The latest conclave of The Den(ver) of the Secret Nine July 13th produced only eight suspects, but we were glad to welcome Stan, a stalwart of Doctor Watson’s Neglected Patients, to our group. We discussed P.G. Wodehouse’s somewhat obscure novel, If I Were You, which garnered almost universal approval from the group.
If you’re not familiar with If I Were You, know that it’s a Wodehousean one-off, with I believe only a mention of the Drones Club to connect it to the larger world. It has been largely out-of-print, but a new Overlook Press edition made it possible for our group to discuss it. Although everyone enjoyed the story, newer member Mike thought it just missed that indefinable something that raises it to the first rank. (I looked on him with pity.) Original Mike confessed that he was disposed to laugh out loud at reading the story, although he did think Wodehouse captured the Cockney patois of Syd Price only as a Hollywood, overly broad stereotype. (Being from London, Mike is perhaps the only member of our group to be able to judge this.) Stan said the story reminded him of the plot of a 1930s movie, but in a good way, and Larry said he especially noticed the paranoia about socialism and communism in the book. Joice and I agreed that although the eventual outcome of the story was predictable, the story and prose were so delightful it didn’t encourage over examination.
We confirmed that our next meeting will be at 12:30 p.m. Sept. 14 at Pints Pub and we’ll discuss Mulliner Nights, the first time our group has tackled the very large Mulliner clan and the first time we’re reading a collection of short stories.
PS I erred when I asked my trivia question: What celebrated case mentioned in the story has a similar story where an heir appears late in life? The answer should have been the Tichborne Claimant, rather than the Droitwich Claimant. You see what I did there? I switched the fictional claimant with the actual claimant, abetted by the fact that apparently we had all forgotten the peer in question was named Lord Droitwich. We all called him Tony.

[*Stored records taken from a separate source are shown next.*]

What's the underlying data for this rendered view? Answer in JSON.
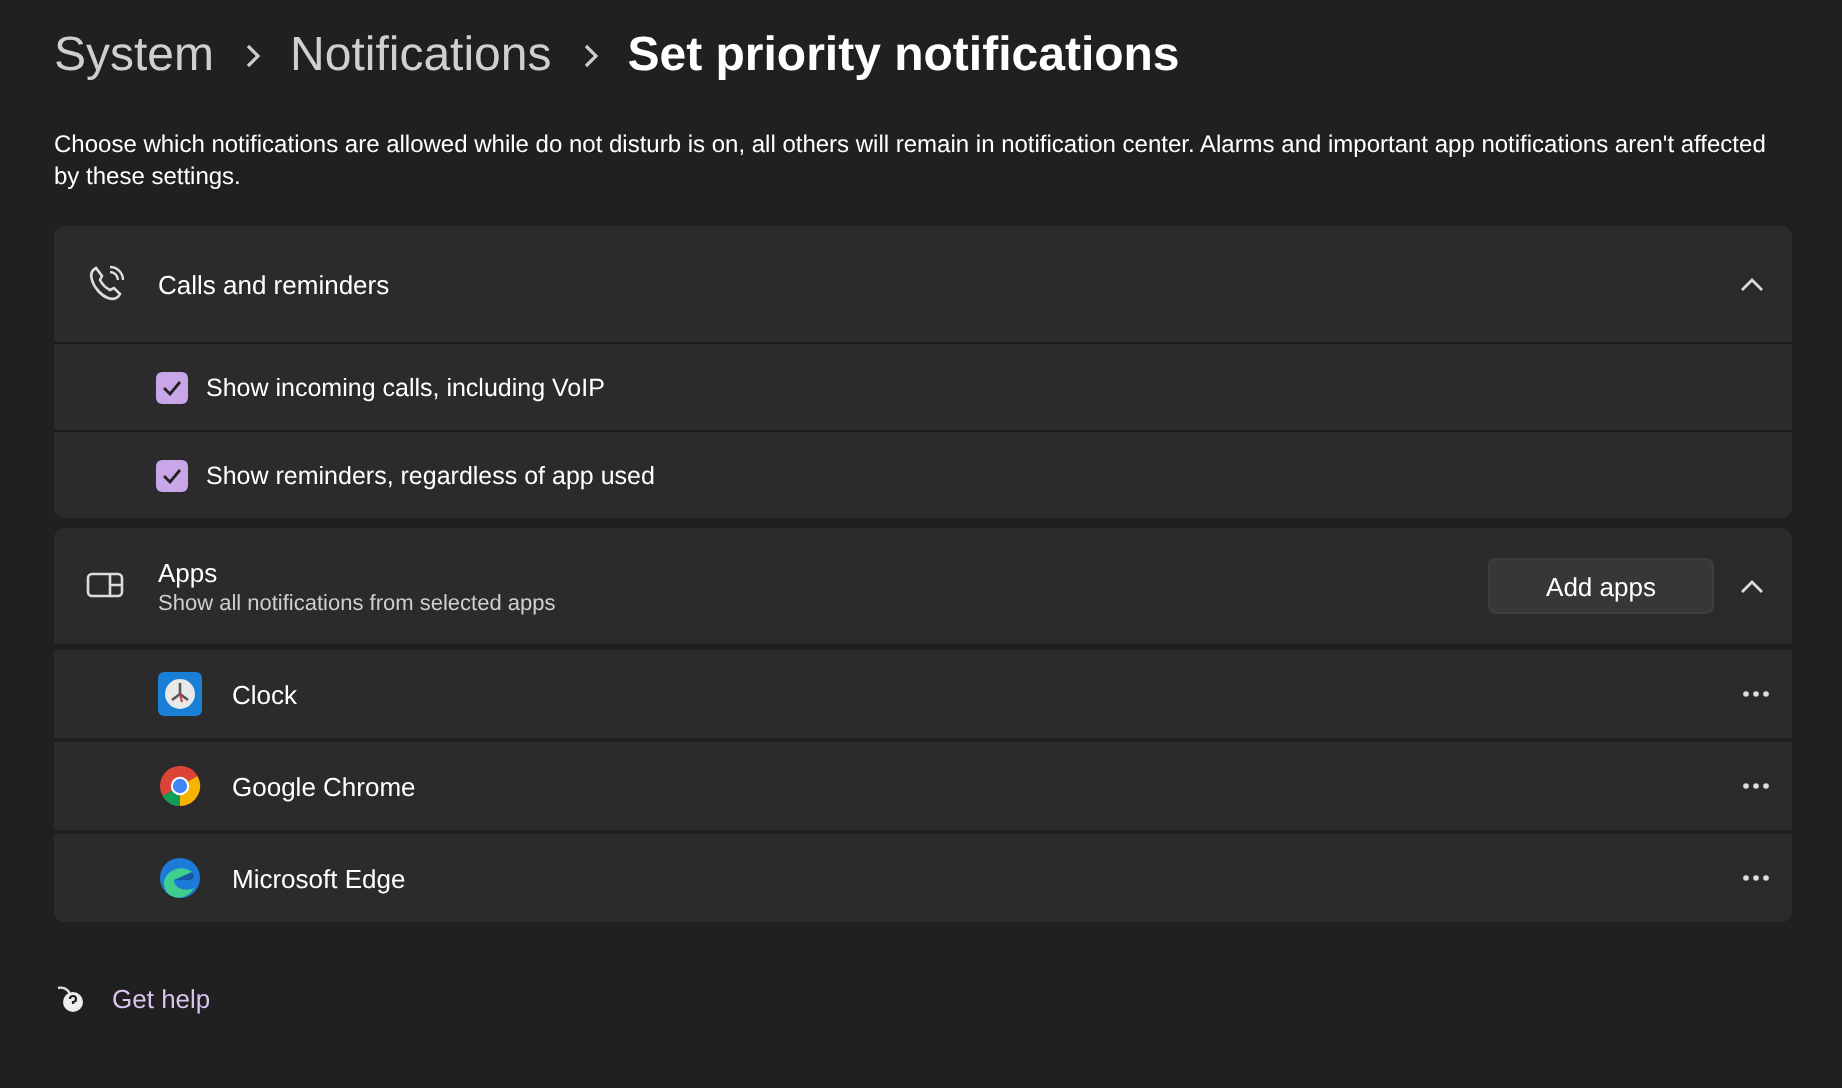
{
  "breadcrumb": [
    {
      "label": "System",
      "current": false
    },
    {
      "label": "Notifications",
      "current": false
    },
    {
      "label": "Set priority notifications",
      "current": true
    }
  ],
  "description": "Choose which notifications are allowed while do not disturb is on, all others will remain in notification center. Alarms and important app notifications aren't affected by these settings.",
  "calls_section": {
    "title": "Calls and reminders",
    "expanded": true,
    "options": [
      {
        "label": "Show incoming calls, including VoIP",
        "checked": true
      },
      {
        "label": "Show reminders, regardless of app used",
        "checked": true
      }
    ]
  },
  "apps_section": {
    "title": "Apps",
    "subtitle": "Show all notifications from selected apps",
    "button": "Add apps",
    "expanded": true,
    "apps": [
      {
        "name": "Clock"
      },
      {
        "name": "Google Chrome"
      },
      {
        "name": "Microsoft Edge"
      }
    ]
  },
  "help_link": "Get help"
}
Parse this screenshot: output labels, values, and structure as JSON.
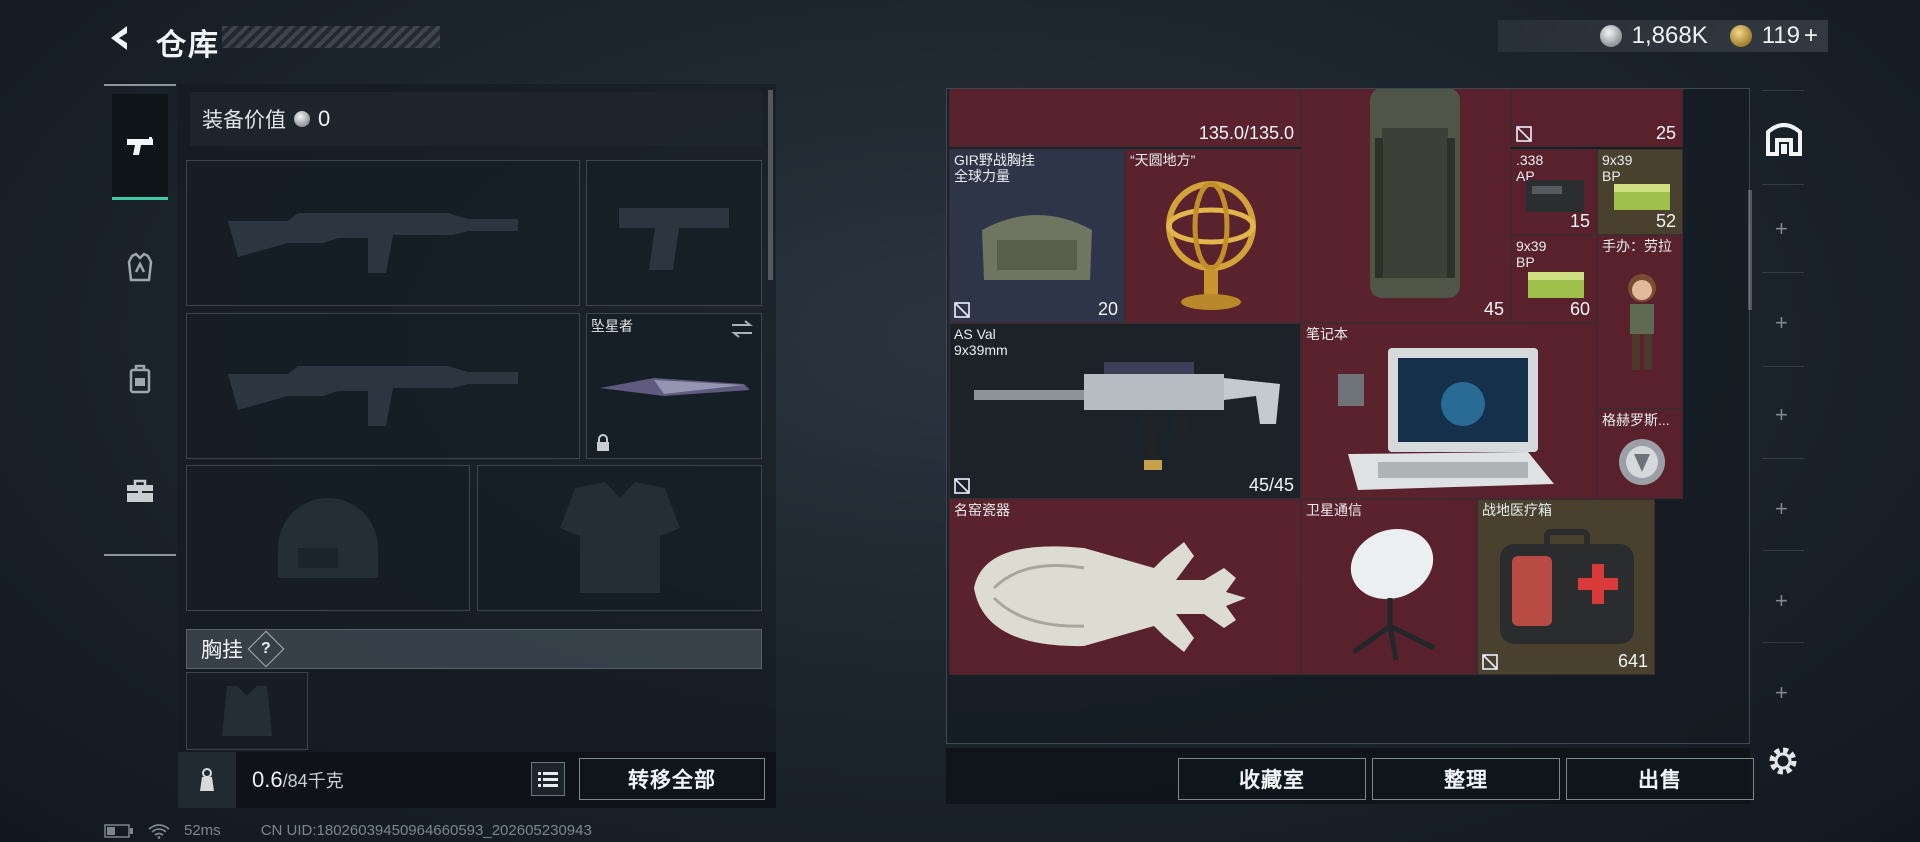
{
  "header": {
    "title": "仓库",
    "currencies": [
      {
        "icon": "silver-coin-icon",
        "value": "1,868K"
      },
      {
        "icon": "gold-coin-icon",
        "value": "119",
        "suffix": "+"
      }
    ]
  },
  "loadout": {
    "equip_value_label": "装备价值",
    "equip_value": "0",
    "melee_slot_label": "坠星者",
    "chest_rig_label": "胸挂",
    "help_symbol": "?",
    "weight_current": "0.6",
    "weight_capacity": "/84千克",
    "transfer_all_label": "转移全部"
  },
  "inventory": {
    "items": [
      {
        "name": "",
        "count": "135.0/135.0"
      },
      {
        "name": "",
        "count": "25"
      },
      {
        "name": "GIR野战胸挂\n全球力量",
        "count": "20"
      },
      {
        "name": "“天圆地方”",
        "count": ""
      },
      {
        "name": "",
        "count": "45"
      },
      {
        "name": ".338\nAP",
        "count": "15"
      },
      {
        "name": "9x39\nBP",
        "count": "52"
      },
      {
        "name": "9x39\nBP",
        "count": "60"
      },
      {
        "name": "手办：劳拉",
        "count": ""
      },
      {
        "name": "AS Val\n9x39mm",
        "count": "45/45"
      },
      {
        "name": "笔记本",
        "count": ""
      },
      {
        "name": "格赫罗斯...",
        "count": ""
      },
      {
        "name": "名窑瓷器",
        "count": ""
      },
      {
        "name": "卫星通信",
        "count": ""
      },
      {
        "name": "战地医疗箱",
        "count": "641"
      }
    ],
    "buttons": {
      "collection": "收藏室",
      "organize": "整理",
      "sell": "出售"
    }
  },
  "status": {
    "ping": "52ms",
    "uid": "CN UID:18026039450964660593_202605230943"
  },
  "colors": {
    "accent": "#3fc9a7",
    "cell_red": "#6c222e",
    "cell_blue": "#32384e"
  }
}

I was also incorrect in remembering that the resemblance between the missing Tichborne heir and the claimant was to be found in a birthmark. It was an altogether more delicate characteristic.